Last week I had the opportunity to participate in a drum-making workshop facilitated by Hwiemtun - Fred Roland from Quw’utsun First Nation. The entire experience was incredible, from the opening ceremony to the closing song when Hwiemtun had us hold our drums to our chests and close our eyes. As he and his wonderful helper, Leyhka, sang and drummed the closing prayer, I could feel the sound of their drum beats reverberating through my new drum and into my body. It was a deeply moving experience.
Following making the drum, I began to consider when I might use it. I sat down with Hwiemtun, and he shared a story about when he was learning to drum. He shared that one of his Elders directed him to “drum a rhythm until he returned”, and joked that he suspected that the Elder had gone to an event in another town, as he drummed for eight hours that day. The next day, the Elder instructed him to “drum again, but with the other hand”. Hwiemtun’s words made me realize that drumming is not as simple as it appears, and caused me further apprehension to play my drum in public.

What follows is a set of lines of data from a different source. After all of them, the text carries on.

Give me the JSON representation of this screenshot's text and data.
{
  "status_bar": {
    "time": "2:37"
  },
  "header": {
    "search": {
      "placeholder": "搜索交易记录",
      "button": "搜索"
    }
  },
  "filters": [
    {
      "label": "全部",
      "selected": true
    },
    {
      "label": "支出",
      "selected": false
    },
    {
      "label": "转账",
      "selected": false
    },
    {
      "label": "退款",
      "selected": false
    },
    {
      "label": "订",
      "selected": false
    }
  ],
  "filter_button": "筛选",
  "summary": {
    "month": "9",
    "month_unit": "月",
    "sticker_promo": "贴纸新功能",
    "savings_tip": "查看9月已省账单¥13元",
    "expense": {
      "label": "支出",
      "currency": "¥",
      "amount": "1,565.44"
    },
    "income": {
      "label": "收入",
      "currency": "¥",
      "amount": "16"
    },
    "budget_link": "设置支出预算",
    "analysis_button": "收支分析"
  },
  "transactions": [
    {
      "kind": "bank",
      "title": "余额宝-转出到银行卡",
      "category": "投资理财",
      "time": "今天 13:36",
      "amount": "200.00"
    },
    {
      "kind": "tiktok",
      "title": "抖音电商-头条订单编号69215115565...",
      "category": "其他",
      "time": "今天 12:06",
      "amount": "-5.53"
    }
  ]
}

I decided that I should reach out to my friend George Harris Jr. of Stz’uminus, and ask him how I could start practicing with my drum so that I might eventually be able to play it in public. George suggested that I could attend the children’s drumming and singing ‘jams’ that take place at the Stz’uminus Community School every week. The thought of playing my drum in public made me feel very nervous, so I decided I would sit with George’s wife, Rebecca, when I attended. I knew that having her next to me would help me to feel more comfortable.
On the morning of the jam session, George sent me a message to provide guidance on how to prepare my drum for drumming. I am so grateful that he did, as I had no idea that there were protocols to follow before using my drum! With permission, I share his words with you today:
“Make sure to put your drum in the sun to warm it up. The hide is a living thing, when it is cold it loosens up and doesn't sound as good - it might sound hollow. Heat it up and the hide will tighten, and your drum will sound fuller. You will often see people holding the face of their drum to their chest, this is to keep the face of the drum warm and sounding full.”
I thanked George for his guidance, and he replied, “No worries. I want your drum to sound good for its public debut. Plus, with you leading a song, it has to sound right.”
Very funny, George.
So, on that afternoon I placed my drum on the passenger seat of my car, where it soaked up the sunlight for the 35-minute drive to Stz’uminus. I packed it into the gym and found a seat next to Rebecca. I held my drum to my chest and wondered if I would find the courage to play it. I watched the children as they danced, sweet faces glistening with sweat, free of any traces of self-consciousness. I took note of how my friends drummed and finally looked over at Rebecca’s face. She smiled and nodded her head at me, and so I pulled out my drumstick – and I played my drum!
I am so grateful for the safety created for me as I learn to do new things, and for the opportunities to participate in culture in such an amazing way. Thank you to Hwiemtun, Leykha, George, Rebecca, and the kind people at the Stz’uminus Community School – for your teachings, your humour, your guidance, and your encouragement. Huy steep q’u.